Renal transplantation remains the best mode of renal replacement therapy for the patients suffering from end stage of renal disease. Allograft survivals from 10 years vary from 46% for deceased donor to 58% for living donor transplants. Luckily, an improvement in immunosuppression leads to declining rates of graft failure from acute humoral and cellular rejection. Graft loss from interstitial fibrosis and tubular atrophy, still remains ever difficult and 10 year graft failure rates has not changed over the last decade. When the grafts fail, indications for surgical elimination of the late rejecting graft includes development of acute on chronic rejection, graft malignancy, infection and the desire to wean immunosuppression. 

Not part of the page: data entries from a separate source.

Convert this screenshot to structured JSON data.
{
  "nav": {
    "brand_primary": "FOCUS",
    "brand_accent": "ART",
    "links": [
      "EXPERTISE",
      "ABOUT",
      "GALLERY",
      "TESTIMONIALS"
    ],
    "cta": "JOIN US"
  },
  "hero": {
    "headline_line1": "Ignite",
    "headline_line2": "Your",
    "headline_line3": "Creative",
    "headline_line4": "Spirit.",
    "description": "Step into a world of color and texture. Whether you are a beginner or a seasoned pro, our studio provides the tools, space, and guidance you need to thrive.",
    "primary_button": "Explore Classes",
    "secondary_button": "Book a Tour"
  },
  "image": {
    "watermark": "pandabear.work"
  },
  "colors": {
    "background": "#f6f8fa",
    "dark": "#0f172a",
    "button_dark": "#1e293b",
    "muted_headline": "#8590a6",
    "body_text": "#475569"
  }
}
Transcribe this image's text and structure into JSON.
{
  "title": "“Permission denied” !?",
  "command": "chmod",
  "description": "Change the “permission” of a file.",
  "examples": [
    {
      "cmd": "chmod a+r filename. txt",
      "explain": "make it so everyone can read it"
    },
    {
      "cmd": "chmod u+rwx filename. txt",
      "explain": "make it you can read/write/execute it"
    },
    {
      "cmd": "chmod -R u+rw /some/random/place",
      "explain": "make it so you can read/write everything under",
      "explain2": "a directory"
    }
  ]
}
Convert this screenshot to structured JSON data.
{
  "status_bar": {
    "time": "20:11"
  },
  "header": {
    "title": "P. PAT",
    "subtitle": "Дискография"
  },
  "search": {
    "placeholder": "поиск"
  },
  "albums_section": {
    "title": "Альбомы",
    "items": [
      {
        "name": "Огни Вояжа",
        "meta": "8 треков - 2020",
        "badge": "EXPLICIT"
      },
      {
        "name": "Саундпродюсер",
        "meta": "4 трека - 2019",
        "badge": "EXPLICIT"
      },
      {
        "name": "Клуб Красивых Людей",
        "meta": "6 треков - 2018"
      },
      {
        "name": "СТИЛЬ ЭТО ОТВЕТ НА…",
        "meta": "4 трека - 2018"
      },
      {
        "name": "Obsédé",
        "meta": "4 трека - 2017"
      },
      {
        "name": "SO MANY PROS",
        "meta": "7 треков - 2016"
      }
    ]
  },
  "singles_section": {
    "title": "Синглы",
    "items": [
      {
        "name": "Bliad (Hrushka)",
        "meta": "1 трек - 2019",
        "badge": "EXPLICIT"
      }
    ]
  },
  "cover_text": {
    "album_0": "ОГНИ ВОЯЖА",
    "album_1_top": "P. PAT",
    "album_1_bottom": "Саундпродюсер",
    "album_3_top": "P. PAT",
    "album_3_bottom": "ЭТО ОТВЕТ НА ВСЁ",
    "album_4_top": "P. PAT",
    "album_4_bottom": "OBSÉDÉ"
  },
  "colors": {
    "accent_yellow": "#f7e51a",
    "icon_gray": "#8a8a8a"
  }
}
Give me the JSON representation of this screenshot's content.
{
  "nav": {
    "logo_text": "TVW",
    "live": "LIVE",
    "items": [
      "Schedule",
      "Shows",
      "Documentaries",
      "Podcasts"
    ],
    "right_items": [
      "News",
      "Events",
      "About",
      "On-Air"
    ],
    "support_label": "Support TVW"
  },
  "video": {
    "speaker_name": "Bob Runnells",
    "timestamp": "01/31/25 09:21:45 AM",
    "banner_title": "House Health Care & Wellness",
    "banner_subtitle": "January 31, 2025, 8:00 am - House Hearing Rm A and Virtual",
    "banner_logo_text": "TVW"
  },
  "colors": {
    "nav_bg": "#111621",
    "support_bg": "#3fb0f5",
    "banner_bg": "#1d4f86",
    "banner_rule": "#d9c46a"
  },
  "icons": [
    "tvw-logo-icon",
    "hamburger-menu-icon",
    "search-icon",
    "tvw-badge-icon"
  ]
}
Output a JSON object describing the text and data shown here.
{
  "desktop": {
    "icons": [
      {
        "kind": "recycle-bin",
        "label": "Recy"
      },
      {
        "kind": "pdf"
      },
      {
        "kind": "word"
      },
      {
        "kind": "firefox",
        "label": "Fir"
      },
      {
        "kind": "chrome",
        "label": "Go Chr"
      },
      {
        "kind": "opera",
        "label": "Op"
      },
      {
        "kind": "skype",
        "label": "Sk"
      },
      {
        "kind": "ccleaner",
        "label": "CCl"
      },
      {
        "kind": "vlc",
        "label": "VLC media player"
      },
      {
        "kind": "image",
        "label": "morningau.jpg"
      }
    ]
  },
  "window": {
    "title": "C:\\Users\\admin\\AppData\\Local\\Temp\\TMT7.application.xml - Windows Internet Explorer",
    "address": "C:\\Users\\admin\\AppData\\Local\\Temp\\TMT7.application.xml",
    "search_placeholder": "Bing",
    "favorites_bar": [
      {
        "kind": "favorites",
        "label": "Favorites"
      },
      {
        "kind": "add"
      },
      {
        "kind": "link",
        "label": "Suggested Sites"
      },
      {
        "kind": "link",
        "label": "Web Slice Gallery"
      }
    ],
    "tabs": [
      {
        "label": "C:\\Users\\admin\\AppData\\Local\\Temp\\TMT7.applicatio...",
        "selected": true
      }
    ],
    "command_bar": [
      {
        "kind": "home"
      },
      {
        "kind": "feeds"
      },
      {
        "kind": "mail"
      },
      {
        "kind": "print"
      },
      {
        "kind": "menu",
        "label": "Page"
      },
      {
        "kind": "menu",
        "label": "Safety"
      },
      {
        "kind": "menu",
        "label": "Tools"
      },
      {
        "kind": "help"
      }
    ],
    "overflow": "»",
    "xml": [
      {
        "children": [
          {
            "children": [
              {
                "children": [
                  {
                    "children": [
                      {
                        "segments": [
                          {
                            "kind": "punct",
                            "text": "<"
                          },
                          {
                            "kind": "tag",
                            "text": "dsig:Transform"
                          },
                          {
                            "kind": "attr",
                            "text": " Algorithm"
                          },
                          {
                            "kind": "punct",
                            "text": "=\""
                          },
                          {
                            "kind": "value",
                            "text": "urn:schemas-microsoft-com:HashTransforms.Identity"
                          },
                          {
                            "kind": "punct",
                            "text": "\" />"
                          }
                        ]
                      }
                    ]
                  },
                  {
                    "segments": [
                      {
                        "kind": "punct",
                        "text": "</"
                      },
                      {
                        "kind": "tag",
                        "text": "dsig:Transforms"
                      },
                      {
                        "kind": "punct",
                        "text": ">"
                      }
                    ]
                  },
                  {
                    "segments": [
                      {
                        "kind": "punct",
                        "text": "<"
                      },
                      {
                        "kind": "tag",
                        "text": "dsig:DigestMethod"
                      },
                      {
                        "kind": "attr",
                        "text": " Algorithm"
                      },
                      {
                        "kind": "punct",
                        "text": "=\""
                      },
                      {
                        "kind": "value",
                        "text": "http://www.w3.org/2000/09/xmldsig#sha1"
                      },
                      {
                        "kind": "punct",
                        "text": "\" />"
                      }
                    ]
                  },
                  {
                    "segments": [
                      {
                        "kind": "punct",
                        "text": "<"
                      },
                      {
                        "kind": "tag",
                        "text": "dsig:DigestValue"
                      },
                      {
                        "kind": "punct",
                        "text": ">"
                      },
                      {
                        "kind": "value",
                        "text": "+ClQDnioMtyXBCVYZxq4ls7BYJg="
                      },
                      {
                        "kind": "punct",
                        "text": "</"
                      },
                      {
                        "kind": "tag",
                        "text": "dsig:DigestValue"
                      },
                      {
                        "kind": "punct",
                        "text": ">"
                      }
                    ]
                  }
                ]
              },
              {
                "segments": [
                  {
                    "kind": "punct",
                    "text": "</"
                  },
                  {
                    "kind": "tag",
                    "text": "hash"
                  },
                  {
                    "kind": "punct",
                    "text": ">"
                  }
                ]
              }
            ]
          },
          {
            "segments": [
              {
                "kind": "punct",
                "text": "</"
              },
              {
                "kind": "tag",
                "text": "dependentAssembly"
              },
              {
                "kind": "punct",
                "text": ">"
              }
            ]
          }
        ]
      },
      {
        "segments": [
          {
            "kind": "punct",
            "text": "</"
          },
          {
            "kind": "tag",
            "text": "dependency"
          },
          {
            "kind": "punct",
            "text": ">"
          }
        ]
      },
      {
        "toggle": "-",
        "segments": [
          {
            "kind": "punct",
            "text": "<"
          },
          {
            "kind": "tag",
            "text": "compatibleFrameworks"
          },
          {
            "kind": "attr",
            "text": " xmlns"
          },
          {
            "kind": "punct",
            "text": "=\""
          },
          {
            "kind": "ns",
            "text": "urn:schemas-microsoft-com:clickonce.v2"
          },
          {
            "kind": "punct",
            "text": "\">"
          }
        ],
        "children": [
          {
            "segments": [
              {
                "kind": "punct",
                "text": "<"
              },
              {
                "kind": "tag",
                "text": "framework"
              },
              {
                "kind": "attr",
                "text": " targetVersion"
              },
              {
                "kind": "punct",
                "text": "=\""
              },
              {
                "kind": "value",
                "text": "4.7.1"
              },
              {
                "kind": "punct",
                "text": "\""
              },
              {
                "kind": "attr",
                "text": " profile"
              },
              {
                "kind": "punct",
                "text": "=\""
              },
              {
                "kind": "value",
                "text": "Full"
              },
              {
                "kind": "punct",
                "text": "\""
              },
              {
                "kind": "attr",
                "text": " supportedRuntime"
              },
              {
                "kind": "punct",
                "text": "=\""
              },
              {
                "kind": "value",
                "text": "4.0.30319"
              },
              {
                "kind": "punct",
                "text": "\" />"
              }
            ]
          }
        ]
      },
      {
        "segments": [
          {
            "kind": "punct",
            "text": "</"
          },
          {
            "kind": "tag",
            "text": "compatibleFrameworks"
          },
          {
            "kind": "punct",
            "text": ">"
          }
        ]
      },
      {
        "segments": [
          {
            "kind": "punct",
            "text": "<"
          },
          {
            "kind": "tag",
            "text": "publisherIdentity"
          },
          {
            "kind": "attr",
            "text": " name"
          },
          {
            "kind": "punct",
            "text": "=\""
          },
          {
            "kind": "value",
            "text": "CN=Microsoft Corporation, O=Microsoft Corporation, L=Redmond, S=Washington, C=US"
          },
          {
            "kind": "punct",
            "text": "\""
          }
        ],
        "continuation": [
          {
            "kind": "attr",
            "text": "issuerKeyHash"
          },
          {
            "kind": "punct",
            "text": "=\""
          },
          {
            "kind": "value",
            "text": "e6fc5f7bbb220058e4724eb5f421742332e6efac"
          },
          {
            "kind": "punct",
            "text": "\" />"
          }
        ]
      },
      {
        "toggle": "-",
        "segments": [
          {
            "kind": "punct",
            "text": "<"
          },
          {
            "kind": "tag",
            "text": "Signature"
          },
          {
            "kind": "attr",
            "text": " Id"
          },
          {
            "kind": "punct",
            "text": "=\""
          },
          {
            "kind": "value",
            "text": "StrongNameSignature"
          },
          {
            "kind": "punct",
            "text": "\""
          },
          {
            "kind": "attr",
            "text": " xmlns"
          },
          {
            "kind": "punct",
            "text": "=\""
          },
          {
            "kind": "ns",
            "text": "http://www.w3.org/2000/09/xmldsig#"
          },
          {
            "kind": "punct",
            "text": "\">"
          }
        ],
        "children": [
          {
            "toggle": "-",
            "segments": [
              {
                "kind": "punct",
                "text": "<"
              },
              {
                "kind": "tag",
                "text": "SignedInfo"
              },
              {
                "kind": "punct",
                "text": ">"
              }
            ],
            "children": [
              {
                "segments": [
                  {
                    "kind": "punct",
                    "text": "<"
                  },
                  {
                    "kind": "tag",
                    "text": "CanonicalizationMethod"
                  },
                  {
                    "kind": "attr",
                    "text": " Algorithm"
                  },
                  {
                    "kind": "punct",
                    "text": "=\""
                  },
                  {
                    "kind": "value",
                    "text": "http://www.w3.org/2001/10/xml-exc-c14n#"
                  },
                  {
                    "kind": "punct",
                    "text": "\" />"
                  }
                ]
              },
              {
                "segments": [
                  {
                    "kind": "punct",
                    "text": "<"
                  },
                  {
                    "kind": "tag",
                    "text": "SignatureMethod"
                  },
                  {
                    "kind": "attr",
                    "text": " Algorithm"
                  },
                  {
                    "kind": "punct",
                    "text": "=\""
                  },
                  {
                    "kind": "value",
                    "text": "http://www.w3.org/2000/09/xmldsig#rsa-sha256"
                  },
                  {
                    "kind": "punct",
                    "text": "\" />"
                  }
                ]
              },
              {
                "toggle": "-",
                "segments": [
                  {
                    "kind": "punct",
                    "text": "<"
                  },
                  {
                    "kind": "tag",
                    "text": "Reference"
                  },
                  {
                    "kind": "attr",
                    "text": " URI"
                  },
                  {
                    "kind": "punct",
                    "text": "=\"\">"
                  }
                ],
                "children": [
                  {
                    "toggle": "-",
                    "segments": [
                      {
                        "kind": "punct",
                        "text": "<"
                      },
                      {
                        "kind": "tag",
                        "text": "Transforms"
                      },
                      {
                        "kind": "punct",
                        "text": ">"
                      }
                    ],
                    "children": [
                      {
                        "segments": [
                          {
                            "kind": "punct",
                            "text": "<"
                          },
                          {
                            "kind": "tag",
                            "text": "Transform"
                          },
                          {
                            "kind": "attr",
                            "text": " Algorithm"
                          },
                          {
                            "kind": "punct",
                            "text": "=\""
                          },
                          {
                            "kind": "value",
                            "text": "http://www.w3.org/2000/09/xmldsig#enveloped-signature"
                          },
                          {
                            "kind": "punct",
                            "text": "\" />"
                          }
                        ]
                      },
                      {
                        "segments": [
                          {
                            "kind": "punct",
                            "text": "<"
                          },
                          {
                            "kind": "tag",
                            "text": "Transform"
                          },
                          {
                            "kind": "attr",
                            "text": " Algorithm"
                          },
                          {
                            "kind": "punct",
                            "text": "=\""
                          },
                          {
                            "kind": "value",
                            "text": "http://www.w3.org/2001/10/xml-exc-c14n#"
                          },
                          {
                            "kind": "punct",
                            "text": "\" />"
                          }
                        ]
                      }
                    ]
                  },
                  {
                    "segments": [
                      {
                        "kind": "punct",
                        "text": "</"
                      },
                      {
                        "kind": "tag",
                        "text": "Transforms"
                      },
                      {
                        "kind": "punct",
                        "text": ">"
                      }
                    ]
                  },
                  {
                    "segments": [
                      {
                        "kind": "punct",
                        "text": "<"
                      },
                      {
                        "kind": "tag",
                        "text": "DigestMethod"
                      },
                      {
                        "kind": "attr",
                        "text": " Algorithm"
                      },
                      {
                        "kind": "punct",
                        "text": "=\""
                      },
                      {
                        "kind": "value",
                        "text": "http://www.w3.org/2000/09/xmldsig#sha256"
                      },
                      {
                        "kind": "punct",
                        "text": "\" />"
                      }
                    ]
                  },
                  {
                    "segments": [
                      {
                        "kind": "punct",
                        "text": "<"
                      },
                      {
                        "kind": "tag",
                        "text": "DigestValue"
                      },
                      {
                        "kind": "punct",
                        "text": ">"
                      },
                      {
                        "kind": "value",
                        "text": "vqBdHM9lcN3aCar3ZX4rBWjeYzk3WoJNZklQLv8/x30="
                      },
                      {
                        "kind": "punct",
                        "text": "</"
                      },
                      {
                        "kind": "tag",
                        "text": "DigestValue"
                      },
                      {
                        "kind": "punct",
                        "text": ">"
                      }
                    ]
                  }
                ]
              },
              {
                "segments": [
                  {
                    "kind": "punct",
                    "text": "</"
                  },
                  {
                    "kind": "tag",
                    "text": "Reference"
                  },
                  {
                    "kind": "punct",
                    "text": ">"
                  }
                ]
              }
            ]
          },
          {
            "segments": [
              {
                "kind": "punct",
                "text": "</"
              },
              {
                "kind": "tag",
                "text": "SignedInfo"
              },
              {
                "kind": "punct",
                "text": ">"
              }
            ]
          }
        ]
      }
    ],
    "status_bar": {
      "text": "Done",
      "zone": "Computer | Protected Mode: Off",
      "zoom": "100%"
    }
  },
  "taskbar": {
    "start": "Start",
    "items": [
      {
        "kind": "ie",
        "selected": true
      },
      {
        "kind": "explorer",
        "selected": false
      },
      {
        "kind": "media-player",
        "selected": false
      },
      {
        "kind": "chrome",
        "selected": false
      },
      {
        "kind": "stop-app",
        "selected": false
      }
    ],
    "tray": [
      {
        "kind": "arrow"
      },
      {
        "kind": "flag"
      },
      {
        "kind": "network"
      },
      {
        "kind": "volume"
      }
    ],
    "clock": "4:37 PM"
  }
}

  • Intracapsular allograft nephrectomy (ICAN) facilitates the detection of the graft and that will provide reliable access to the renal hilum for secure vascular control. One main disadvantage of ICAN is a superior amount of donor tissue (capsule and urothelium) might be left in situ versus extracapsular allograft nephrectomy (ECAN), and this can leads to increase in allo-sensitization of the patient and compromise the probable for re-transplantation.


  • Initially the previous skin was cut and opened, and then the graft was identified. A capsulotomy was done and the plane in between the renal capsule and parenchyma developed by finger dissection till the hilum was identified.

  • At this stage, a vascular clamp was taken to secure the entire hilum. The perseverance of a robust femoral pulse was set by palpation after every stage of the procedure, and the graft was excised above the clamp.

  • The hilum was protected by a running continuous horizontal mattress 2.0 prolene suture instantly below the clamp, and releasing of the clamp was done.

  • A second running continuous suture is used to support the initial layer

  • An ECAN was done after entering the retroperitoneal space from the old transplant incision. The whole kidney was dissected out with total isolation of the ureter and the renal artery and vein.

  • These vascular structures are individually ligated and with heavy 0.0 or 1.0 silk sutures they need to divide.

  • The ureter is dissected out from the bladder and ligated with vicryl ties and separated instantly

above its insertion into the bladder.